In recent years, privately owned websites around the country have begun to gather arrest records directly from law enforcement websites and republish them on their own sites. Often, the images are displayed without regard to the ultimate disposition of the arrestee’s case. Images and arrest records of individuals who were eventually convicted or acquitted are stored on these websites indefinitely, and specifically designed search algorithms ensure that potentially damaging information is just a click away on commonly used search engines such as Google. Some websites categorize images under derogatory headings based solely on the individual’s appearance and allow users to leave comments. Most provide links to social media outlets such as Facebook and Twitter, which allow users to further disseminate this information. Although this information is in the public record, these new privately owned websites have dramatically increased the visibility of mugshots and arrest records. The information can severely damage a person’s reputation and greatly limit employment opportunities. It can also cause embarrassment and psychological trauma. Understandably, many individuals who are displayed on such websites want the information taken down.
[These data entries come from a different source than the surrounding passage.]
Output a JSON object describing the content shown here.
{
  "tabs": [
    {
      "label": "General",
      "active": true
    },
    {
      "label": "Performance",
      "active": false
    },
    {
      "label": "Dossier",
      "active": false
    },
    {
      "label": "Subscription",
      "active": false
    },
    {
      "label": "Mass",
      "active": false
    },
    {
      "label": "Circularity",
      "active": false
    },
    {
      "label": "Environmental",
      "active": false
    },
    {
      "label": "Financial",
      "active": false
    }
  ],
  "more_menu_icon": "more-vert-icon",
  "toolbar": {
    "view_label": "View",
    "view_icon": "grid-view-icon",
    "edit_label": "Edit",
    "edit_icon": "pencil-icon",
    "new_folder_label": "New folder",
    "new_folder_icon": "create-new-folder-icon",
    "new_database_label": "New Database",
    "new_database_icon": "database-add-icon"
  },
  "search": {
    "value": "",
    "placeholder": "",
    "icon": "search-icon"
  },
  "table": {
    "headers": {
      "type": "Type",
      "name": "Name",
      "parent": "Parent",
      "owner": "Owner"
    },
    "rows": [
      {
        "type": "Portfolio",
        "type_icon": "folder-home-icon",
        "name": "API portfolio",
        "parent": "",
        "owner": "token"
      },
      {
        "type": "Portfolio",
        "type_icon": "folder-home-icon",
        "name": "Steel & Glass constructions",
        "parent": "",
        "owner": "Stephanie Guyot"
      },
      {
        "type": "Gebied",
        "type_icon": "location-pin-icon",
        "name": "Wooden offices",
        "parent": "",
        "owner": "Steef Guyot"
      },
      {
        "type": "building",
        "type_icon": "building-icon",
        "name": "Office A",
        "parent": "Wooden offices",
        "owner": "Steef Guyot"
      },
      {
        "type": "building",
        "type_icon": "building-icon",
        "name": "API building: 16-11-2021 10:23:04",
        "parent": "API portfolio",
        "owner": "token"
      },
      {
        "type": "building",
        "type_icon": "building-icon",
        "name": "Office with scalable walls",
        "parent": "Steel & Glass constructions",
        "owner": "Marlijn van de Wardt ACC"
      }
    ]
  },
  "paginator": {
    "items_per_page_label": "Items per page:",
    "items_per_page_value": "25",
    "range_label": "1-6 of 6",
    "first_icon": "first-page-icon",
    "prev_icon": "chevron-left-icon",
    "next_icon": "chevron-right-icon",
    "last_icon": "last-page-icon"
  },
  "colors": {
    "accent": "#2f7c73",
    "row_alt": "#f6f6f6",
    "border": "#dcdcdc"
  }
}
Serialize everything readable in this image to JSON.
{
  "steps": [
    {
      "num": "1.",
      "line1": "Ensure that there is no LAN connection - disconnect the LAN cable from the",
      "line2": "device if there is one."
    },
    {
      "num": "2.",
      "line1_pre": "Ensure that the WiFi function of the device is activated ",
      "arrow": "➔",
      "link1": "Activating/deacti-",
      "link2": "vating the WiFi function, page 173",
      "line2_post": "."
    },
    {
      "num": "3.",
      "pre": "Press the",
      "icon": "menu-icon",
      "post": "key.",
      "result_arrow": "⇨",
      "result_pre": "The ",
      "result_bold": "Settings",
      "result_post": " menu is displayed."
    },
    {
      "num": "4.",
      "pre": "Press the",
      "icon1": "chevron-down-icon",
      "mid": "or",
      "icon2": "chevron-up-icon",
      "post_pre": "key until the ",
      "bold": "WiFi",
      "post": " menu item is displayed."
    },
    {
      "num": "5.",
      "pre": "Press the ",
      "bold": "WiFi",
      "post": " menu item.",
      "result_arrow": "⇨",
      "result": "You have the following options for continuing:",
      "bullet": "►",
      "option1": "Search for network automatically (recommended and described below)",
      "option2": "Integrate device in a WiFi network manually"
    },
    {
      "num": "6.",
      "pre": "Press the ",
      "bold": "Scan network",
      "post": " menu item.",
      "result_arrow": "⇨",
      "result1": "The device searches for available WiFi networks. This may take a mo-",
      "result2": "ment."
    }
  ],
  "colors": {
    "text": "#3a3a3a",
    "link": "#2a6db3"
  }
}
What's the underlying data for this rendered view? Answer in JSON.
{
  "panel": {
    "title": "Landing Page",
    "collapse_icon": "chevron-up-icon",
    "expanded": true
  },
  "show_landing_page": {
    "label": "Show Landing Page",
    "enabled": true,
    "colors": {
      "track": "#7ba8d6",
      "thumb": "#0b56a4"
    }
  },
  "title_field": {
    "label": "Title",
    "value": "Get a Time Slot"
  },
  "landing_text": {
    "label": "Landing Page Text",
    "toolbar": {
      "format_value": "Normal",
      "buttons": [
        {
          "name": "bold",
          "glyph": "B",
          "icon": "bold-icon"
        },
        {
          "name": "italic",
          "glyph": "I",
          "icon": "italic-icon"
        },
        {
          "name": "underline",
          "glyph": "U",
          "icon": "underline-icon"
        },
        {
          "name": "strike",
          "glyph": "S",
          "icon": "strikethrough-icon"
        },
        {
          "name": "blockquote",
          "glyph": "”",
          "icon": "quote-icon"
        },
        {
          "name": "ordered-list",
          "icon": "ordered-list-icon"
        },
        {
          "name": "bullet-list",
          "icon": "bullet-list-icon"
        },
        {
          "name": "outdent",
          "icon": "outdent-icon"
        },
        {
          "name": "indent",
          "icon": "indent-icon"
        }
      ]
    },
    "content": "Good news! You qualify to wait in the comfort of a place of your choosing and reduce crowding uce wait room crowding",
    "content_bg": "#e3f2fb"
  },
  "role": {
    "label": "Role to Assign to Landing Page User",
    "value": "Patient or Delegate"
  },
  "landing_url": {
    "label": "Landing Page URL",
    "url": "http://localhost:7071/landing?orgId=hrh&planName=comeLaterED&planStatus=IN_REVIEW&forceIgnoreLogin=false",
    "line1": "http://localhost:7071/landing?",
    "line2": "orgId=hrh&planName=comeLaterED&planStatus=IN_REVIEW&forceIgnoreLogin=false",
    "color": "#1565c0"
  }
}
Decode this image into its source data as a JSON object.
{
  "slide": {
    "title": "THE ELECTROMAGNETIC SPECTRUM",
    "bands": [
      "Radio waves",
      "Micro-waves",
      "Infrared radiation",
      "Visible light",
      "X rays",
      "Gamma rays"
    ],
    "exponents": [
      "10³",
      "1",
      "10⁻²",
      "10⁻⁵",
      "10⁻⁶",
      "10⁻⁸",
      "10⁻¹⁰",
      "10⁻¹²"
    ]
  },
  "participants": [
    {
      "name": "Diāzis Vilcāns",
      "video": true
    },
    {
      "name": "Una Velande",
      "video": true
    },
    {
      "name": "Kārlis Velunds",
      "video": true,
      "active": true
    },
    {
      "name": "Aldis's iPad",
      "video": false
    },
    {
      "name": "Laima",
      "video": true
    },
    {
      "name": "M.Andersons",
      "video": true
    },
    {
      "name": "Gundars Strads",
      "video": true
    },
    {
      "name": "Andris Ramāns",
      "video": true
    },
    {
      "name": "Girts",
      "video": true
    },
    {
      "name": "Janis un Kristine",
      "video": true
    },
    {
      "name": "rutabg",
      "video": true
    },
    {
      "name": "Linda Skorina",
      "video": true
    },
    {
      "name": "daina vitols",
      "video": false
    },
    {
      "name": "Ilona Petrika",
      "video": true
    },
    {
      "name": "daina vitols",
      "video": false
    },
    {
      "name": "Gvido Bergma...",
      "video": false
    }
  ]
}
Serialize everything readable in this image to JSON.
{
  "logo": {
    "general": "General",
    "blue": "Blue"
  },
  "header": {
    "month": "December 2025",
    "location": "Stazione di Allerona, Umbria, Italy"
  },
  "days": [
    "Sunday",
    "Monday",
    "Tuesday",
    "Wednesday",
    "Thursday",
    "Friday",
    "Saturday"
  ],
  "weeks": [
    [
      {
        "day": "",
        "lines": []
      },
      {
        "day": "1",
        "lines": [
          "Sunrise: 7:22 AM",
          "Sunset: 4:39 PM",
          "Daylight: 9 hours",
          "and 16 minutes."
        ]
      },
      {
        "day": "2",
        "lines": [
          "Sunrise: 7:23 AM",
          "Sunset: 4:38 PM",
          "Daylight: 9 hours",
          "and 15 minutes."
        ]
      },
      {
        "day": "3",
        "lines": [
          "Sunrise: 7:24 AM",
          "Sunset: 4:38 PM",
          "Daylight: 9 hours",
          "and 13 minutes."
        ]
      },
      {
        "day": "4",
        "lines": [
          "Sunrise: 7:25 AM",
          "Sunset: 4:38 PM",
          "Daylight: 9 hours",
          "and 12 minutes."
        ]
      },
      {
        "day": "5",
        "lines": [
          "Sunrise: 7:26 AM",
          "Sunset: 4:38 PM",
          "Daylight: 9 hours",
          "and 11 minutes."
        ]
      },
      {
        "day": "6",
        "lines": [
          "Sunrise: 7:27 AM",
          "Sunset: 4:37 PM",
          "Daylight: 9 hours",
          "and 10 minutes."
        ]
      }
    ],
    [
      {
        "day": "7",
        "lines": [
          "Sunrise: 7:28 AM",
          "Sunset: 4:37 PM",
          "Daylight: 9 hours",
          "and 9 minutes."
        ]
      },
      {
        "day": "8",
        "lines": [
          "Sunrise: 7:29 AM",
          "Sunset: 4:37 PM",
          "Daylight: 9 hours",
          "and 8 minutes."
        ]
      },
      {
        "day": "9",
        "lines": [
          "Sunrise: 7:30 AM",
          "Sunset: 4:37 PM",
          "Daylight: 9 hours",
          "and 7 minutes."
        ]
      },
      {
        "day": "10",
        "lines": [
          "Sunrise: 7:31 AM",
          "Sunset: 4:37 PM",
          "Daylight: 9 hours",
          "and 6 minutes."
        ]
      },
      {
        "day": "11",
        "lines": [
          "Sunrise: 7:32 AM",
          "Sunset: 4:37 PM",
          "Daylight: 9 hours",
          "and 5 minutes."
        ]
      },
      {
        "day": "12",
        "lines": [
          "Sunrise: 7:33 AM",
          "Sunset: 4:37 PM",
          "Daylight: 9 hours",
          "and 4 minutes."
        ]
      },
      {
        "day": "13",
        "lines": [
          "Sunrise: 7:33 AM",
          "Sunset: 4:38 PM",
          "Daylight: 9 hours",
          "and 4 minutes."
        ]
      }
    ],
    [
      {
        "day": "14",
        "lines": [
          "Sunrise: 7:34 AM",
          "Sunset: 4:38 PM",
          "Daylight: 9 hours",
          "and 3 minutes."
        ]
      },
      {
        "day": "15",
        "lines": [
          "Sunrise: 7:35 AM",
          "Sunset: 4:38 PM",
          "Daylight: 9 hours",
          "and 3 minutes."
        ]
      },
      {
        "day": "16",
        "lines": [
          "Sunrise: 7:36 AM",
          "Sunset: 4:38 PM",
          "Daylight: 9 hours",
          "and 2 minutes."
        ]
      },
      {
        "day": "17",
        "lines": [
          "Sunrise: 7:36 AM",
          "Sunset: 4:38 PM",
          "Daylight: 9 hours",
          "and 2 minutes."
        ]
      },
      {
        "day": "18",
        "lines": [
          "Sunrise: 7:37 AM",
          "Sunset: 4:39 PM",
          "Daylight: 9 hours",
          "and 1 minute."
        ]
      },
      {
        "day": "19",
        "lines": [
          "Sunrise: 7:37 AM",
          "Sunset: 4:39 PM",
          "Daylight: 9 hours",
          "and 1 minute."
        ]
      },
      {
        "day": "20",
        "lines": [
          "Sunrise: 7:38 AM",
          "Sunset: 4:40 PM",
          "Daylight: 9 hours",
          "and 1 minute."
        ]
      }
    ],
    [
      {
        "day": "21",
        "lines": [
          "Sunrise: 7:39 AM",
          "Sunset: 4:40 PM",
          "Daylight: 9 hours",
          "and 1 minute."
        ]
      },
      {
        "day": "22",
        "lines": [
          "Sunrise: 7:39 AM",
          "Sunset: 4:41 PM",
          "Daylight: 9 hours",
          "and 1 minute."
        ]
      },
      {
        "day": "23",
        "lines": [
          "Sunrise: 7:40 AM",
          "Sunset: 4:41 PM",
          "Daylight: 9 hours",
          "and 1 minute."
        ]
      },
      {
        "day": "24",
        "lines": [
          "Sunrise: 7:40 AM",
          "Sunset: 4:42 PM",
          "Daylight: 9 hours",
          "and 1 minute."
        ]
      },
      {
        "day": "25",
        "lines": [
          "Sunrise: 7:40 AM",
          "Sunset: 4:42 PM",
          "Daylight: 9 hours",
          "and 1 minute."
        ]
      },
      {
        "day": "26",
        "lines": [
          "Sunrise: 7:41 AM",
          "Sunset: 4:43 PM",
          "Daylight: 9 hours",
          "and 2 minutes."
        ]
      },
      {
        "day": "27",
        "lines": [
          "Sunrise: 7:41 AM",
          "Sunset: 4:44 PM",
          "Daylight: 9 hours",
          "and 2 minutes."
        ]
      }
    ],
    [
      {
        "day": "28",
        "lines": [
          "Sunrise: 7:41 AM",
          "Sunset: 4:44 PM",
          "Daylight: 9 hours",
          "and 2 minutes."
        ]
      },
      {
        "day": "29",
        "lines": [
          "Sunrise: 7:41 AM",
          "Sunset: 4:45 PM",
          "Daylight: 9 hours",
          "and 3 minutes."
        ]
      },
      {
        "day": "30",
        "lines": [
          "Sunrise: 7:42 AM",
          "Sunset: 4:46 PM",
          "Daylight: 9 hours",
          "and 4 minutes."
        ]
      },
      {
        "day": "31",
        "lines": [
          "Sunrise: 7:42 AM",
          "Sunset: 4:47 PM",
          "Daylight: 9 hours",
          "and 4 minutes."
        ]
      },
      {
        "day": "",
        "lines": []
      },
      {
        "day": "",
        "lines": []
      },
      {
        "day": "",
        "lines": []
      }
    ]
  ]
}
In response to these wishes, additional websites have emerged offering to have the images removed for a fee. The amount charged for this service is often quite high, which forecloses many individuals’ opportunities to have them removed. The website owners currently use liberal public records laws in many states to justify their actions and claim that they provide a public service by facilitating access to information in the public record. This scheme is known as the Mugshot Racket.
Using Florida as a case study, this Note examines many issues in connection with the Mugshot Racket. The threshold issue is whether this activity is illegal or simply immoral. In attempting to answer this question, this Note explores the evolving relationship between public records laws and privacy rights in the Internet age. It asks whether an individual has a right to privacy in his mugshot and explores potential causes of action against the perpetrators of the Mugshot Racket under Florida’s extortion law and the Racketeer Influenced and Corrupt Organizations Act. Finally, this Note argues that legislatures should outlaw the exploitation of one’s past for personal profit, and explores other nonlegislative, nonlitigious solutions